Each line holding the word "React" must appear in the answer, copied from the entries.

▶ [THE INPUT]:
---------------

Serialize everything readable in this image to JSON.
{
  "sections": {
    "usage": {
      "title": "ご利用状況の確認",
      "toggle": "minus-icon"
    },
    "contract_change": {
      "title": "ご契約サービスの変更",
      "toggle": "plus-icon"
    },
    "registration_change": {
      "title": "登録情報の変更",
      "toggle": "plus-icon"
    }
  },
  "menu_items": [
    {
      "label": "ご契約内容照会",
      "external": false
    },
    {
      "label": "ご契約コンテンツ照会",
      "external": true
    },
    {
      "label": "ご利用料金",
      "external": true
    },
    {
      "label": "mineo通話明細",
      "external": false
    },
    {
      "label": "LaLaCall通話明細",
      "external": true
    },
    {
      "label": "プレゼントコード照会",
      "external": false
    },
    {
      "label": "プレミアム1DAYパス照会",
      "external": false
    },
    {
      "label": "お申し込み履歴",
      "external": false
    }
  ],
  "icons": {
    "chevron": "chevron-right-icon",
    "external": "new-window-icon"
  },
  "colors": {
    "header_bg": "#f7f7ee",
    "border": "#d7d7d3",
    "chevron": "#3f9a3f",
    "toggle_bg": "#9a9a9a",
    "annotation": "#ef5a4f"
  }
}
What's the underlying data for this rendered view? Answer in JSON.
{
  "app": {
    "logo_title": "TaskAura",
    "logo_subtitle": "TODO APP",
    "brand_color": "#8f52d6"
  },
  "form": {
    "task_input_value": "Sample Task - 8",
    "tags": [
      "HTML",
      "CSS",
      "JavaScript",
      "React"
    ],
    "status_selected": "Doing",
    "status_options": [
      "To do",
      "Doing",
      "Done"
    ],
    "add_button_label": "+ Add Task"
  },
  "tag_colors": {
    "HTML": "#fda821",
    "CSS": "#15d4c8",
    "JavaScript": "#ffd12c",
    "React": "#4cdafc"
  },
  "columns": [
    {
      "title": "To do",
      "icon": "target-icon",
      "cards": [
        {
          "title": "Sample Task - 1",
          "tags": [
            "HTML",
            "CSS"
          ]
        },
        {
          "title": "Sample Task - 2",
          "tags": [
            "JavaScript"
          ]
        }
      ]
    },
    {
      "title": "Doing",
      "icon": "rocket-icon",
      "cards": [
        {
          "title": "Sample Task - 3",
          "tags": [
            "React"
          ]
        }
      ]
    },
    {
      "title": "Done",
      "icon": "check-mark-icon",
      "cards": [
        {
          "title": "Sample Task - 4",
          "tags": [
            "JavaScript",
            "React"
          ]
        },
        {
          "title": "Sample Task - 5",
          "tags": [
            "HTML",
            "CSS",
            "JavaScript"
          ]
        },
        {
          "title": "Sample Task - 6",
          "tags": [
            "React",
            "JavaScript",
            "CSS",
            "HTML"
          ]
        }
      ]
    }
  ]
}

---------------

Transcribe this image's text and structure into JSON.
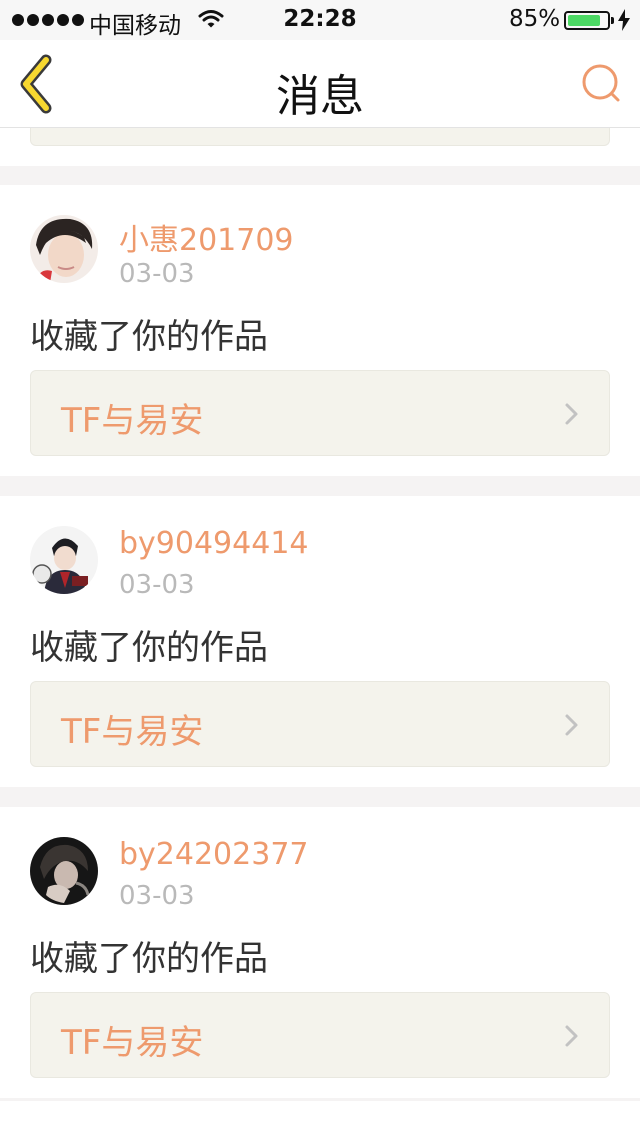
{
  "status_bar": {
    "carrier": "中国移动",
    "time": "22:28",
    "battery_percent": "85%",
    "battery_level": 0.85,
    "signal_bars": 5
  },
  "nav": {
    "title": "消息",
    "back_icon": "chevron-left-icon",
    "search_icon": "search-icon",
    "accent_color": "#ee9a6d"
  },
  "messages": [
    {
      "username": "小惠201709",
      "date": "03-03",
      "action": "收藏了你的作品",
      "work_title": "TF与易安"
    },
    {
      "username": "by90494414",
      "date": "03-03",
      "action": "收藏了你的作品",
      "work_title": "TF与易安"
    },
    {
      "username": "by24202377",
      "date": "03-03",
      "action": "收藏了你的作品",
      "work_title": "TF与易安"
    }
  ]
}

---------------

▶ [TASK SOLUTION]:
      "React"
    "React": "#4cdafc"
            "React"
            "React"
            "React",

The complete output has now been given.